Stored dataset items
────

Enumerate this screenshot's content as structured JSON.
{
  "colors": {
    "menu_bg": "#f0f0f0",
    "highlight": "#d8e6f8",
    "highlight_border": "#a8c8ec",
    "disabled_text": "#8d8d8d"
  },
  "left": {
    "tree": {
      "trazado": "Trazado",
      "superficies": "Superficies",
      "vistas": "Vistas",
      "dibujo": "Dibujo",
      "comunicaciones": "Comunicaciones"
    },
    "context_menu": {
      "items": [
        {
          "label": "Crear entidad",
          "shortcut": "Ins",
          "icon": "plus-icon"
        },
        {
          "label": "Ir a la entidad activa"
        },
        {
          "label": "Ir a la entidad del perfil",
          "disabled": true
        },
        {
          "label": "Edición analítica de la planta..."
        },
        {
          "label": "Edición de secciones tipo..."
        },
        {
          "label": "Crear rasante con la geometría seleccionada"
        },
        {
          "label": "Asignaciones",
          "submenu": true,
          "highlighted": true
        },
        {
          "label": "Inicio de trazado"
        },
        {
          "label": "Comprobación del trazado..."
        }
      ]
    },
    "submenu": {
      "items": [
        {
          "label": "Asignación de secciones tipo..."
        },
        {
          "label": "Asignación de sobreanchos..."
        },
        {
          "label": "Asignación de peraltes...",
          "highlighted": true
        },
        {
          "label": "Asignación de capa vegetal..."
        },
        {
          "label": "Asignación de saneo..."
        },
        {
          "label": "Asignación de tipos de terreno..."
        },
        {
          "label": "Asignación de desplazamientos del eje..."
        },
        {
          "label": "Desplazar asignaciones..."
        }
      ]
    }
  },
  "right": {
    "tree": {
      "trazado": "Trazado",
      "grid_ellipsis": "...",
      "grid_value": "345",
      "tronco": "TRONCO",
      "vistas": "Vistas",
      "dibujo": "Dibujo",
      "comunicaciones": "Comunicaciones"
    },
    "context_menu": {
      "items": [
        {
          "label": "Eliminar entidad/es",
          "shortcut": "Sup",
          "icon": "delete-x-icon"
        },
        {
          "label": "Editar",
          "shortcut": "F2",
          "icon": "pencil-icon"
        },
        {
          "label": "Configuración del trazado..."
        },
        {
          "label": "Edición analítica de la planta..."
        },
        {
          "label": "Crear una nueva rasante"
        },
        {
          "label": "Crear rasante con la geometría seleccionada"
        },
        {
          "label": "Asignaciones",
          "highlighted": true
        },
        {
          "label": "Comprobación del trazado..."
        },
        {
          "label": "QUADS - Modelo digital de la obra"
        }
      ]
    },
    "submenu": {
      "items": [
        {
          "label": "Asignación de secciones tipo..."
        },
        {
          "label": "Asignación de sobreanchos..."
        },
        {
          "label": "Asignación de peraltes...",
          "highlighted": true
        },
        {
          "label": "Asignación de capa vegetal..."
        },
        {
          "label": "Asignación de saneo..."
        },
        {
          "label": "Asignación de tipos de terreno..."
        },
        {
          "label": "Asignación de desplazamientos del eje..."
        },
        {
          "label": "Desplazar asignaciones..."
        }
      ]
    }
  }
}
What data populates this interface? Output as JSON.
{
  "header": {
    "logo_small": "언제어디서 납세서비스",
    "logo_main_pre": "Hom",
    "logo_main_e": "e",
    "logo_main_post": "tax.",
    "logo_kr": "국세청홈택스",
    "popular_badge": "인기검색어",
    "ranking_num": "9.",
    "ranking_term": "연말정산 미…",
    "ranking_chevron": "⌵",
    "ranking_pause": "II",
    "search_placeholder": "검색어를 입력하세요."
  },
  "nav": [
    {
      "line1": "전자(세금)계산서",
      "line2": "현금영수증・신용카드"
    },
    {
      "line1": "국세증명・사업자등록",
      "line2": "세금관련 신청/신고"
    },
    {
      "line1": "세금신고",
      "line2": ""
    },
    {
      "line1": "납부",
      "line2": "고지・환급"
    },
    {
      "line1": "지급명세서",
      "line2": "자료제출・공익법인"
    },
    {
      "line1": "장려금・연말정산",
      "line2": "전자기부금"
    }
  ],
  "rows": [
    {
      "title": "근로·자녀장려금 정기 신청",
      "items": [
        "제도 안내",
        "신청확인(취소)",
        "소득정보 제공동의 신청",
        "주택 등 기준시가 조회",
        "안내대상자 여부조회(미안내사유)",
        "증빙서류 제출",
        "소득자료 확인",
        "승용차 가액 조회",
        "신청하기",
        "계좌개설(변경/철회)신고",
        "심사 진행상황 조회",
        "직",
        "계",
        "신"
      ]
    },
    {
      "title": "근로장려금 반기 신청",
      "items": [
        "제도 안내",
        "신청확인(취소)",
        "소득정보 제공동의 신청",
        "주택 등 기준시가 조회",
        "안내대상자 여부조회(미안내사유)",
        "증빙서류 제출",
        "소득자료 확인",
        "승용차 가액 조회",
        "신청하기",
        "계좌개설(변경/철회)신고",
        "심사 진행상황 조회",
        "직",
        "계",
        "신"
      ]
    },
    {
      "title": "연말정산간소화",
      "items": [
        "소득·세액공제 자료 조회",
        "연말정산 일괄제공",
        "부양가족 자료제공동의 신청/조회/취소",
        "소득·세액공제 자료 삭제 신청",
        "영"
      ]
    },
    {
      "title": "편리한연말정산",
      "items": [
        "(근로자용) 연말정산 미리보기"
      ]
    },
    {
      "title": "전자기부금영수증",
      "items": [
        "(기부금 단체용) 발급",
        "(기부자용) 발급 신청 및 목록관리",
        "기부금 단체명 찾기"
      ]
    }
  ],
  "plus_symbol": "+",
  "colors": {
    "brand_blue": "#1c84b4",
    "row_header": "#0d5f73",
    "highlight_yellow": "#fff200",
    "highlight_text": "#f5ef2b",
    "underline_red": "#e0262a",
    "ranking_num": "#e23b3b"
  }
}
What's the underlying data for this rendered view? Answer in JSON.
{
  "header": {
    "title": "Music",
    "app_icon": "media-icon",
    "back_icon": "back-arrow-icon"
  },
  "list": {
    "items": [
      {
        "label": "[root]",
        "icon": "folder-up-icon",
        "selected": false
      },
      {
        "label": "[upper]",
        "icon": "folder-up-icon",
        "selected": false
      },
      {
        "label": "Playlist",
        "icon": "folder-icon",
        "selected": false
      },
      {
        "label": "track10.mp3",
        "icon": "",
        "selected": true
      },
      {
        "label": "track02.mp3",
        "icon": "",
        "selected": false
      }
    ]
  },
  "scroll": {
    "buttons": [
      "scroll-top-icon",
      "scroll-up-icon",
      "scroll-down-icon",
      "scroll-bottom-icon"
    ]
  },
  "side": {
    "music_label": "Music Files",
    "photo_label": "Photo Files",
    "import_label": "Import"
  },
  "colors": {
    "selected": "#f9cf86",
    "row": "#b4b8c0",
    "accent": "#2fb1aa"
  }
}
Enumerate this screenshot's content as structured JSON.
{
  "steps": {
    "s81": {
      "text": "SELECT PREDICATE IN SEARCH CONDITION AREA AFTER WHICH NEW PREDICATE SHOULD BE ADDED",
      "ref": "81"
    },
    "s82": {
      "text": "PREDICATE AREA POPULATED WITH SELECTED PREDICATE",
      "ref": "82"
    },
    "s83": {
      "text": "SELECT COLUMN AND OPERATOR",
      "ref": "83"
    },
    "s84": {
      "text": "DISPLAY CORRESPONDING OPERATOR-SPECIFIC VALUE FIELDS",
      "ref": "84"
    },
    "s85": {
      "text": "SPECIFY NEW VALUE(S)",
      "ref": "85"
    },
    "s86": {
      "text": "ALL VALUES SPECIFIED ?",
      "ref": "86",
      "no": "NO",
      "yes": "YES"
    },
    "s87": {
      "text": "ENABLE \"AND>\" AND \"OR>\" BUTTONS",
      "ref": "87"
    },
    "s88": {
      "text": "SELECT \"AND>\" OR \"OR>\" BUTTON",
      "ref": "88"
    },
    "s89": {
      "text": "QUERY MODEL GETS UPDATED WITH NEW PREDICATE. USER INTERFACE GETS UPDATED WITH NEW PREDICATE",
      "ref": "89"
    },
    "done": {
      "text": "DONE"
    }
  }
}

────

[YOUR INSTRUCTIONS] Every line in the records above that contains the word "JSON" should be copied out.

[ANSWER TO THIS TASK]
Enumerate this screenshot's content as structured JSON.
What data populates this interface? Output as JSON.
What's the underlying data for this rendered view? Answer in JSON.
Enumerate this screenshot's content as structured JSON.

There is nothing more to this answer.